Right to Privacy: The United States Postal Service

Chances are that you have heard of the Fourth Amendment to the Constitution and it’s interpretation to give all American citizens a Right to Privacy, but have you ever considered what privacy interests you have in your mail?  Or who protects the public from mail and packages from abuses such and the sending of drugs and other illegal items?  This web log looks into what rights you have in the privacy of your mail and how courts have decided when determining the extent of your fourth amendment rights

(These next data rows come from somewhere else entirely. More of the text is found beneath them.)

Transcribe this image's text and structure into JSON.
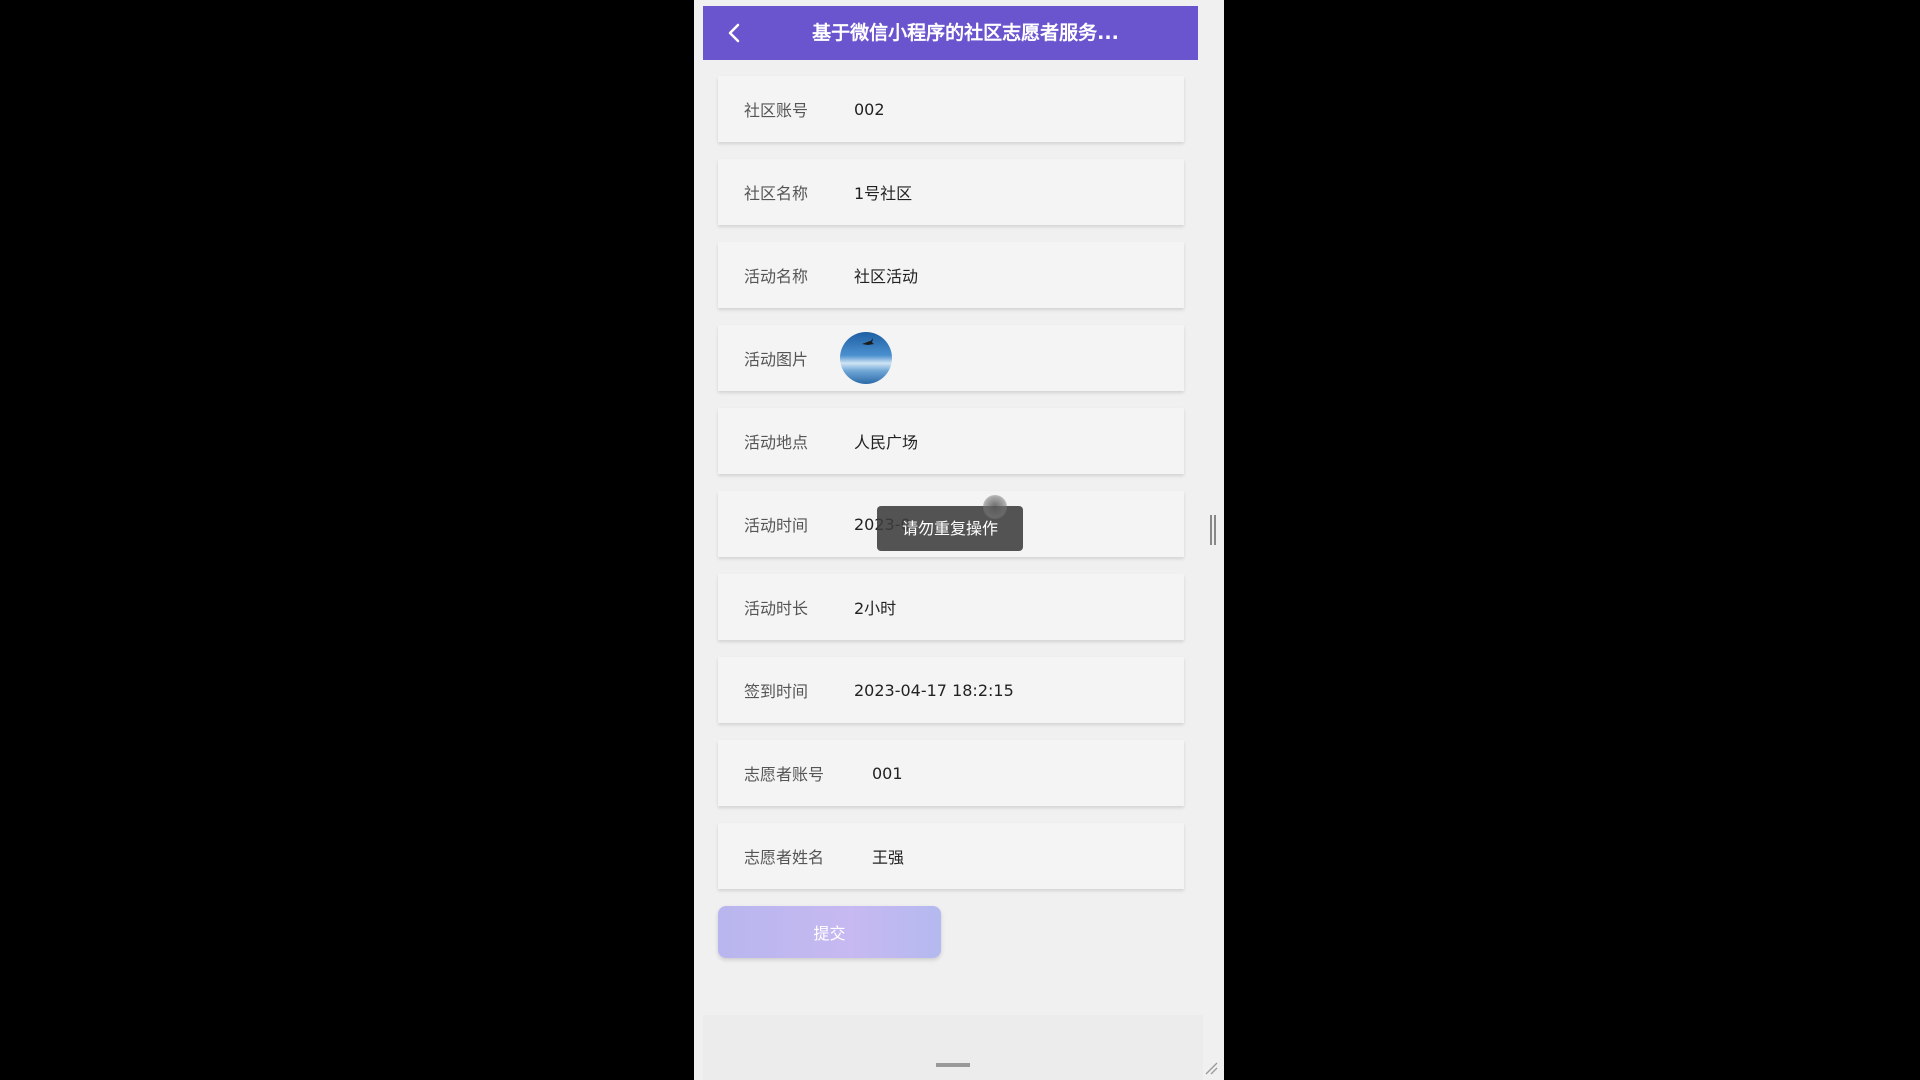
{
  "navbar": {
    "title": "基于微信小程序的社区志愿者服务..."
  },
  "fields": [
    {
      "label": "社区账号",
      "value": "002"
    },
    {
      "label": "社区名称",
      "value": "1号社区"
    },
    {
      "label": "活动名称",
      "value": "社区活动"
    },
    {
      "label": "活动图片",
      "value": ""
    },
    {
      "label": "活动地点",
      "value": "人民广场"
    },
    {
      "label": "活动时间",
      "value": "2023-0"
    },
    {
      "label": "活动时长",
      "value": "2小时"
    },
    {
      "label": "签到时间",
      "value": "2023-04-17 18:2:15"
    },
    {
      "label": "志愿者账号",
      "value": "001"
    },
    {
      "label": "志愿者姓名",
      "value": "王强"
    }
  ],
  "submit_label": "提交",
  "toast": "请勿重复操作",
  "colors": {
    "navbar": "#6a55cf",
    "submit_gradient_start": "#b8b6ee",
    "submit_gradient_end": "#b4b9f0"
  },
  "icons": {
    "back": "chevron-left-icon",
    "activity_image": "sky-photo-thumbnail"
  }
}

Although the Constitution does not explicitly include a “right to privacy,” that right has been interpreted by the Supreme Court to include restraints from government intrusion on the liberties of American citizens.  The Fourth Amendment to the Constitution and Article Six, Section Eleven of the South Dakota Constitution guarantee that “The right of people to be secure in their persons, houses, papers and effects, against unreasonable searches and seizures, shall not be violated, and warrants shall issue, but upon probable cause, supported by oath or affirmation, and particularly describing the place to be searched, and the persons or things to be seized.”  This protection was expand to letters and parcels sent through the United States Postal Service in 1878 in a case called Ex Parte Jackson.

When a person places a letter or parcel into the custody of the U.S Mail, that package then has the guarantee of privacy just as it would if it were secure in your home.  The United States Postal Inspection Service is the law enforcement arm of the postal service.  It is the job of the Inspectors to defend the nation’s postal service against dangerous or illegal use.  Typically, the Inspectors work closely with local law enforcement to perform interdictions or watches.  If a package has “suspicious” characteristics, the Inspector will remove it from the stream of mail and examine it closer.

Courts have long wrestled with the question of what constitutes valid suspicion to justify an Inspector’s detention of mail.  Most often Inspectors are looking for drugs so some factors that are considered are express mailing services with high postage, hand-written labels with errors or scribbles, packages originating from drug source state’s such as California, heavily taped or perfumed packages to disguise smell and other anomalies that are atypical of normal mail.  If an Inspector suspects a package, he or she submits an affidavit to a federal court judge who may issue a warrant to search the package if probable cause is determined.  Usually a trained drug dog will be used to signal a possibility of drugs in the package and then the parcel may be opened to search.

If drugs or other illegal items are found, the Inspector will work with local law enforcement to perform a controlled delivery.  A detective will obtain what is called an anticipatory warrant from a county judge to search the premises, only after the package is delivered and received by the addressee.  The anticipatory warrant states what law enforcement are searching for with the idea that the illegal items in the package will be at the place and in the possession of the addressee following the delivery and that other illegal items or information could be found in their home.

Your mail has the same rights as you in your home.  The Constitution guarantees your mail from government intrusion.  If you or someone you know needs expert legal representation, call the lawyers at Wilka and Welter to make sure your rights are protected.

Posted in Wilka, Welter & Ash LLP Law Blog.